Brief → In your reply, write out the records exactly, each line intact.

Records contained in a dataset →
● ● ●
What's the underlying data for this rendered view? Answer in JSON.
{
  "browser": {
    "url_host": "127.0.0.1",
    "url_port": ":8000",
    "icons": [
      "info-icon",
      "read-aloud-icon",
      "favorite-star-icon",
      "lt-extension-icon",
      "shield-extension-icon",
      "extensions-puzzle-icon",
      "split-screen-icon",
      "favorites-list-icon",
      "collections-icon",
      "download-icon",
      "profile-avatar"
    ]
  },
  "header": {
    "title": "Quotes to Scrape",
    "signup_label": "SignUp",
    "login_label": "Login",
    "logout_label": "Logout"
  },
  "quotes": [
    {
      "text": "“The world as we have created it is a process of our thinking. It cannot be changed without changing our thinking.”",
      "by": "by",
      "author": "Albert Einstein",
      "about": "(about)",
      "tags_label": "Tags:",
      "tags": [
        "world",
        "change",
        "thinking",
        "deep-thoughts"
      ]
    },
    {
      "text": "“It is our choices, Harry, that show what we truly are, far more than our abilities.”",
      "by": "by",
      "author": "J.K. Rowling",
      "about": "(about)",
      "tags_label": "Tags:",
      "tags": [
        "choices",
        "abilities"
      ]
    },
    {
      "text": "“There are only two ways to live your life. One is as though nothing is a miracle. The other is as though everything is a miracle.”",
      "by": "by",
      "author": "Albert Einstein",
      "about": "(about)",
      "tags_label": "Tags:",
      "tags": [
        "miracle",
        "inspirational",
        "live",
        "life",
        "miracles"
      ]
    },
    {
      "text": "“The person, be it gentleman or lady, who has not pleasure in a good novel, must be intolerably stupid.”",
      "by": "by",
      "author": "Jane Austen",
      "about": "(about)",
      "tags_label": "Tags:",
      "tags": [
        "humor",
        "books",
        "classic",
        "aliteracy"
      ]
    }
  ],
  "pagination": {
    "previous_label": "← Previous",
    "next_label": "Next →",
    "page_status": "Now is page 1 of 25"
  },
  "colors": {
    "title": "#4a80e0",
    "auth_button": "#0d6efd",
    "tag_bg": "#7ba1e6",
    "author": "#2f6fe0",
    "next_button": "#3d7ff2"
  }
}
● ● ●
Written reply →
What's the underlying data for this rendered view? Answer in JSON.
{
  "browser": {
    "url_host": "127.0.0.1",
    "url_port": ":8000",
    "icons": [
      "info-icon",
      "read-aloud-icon",
      "favorite-star-icon",
      "lt-extension-icon",
      "shield-extension-icon",
      "extensions-puzzle-icon",
      "split-screen-icon",
      "favorites-list-icon",
      "collections-icon",
      "download-icon",
      "profile-avatar"
    ]
  },
  "header": {
    "title": "Quotes to Scrape",
    "signup_label": "SignUp",
    "login_label": "Login",
    "logout_label": "Logout"
  },
  "quotes": [
    {
      "text": "“The world as we have created it is a process of our thinking. It cannot be changed without changing our thinking.”",
      "by": "by",
      "author": "Albert Einstein",
      "about": "(about)",
      "tags_label": "Tags:",
      "tags": [
        "world",
        "change",
        "thinking",
        "deep-thoughts"
      ]
    },
    {
      "text": "“It is our choices, Harry, that show what we truly are, far more than our abilities.”",
      "by": "by",
      "author": "J.K. Rowling",
      "about": "(about)",
      "tags_label": "Tags:",
      "tags": [
        "choices",
        "abilities"
      ]
    },
    {
      "text": "“There are only two ways to live your life. One is as though nothing is a miracle. The other is as though everything is a miracle.”",
      "by": "by",
      "author": "Albert Einstein",
      "about": "(about)",
      "tags_label": "Tags:",
      "tags": [
        "miracle",
        "inspirational",
        "live",
        "life",
        "miracles"
      ]
    },
    {
      "text": "“The person, be it gentleman or lady, who has not pleasure in a good novel, must be intolerably stupid.”",
      "by": "by",
      "author": "Jane Austen",
      "about": "(about)",
      "tags_label": "Tags:",
      "tags": [
        "humor",
        "books",
        "classic",
        "aliteracy"
      ]
    }
  ],
  "pagination": {
    "previous_label": "← Previous",
    "next_label": "Next →",
    "page_status": "Now is page 1 of 25"
  },
  "colors": {
    "title": "#4a80e0",
    "auth_button": "#0d6efd",
    "tag_bg": "#7ba1e6",
    "author": "#2f6fe0",
    "next_button": "#3d7ff2"
  }
}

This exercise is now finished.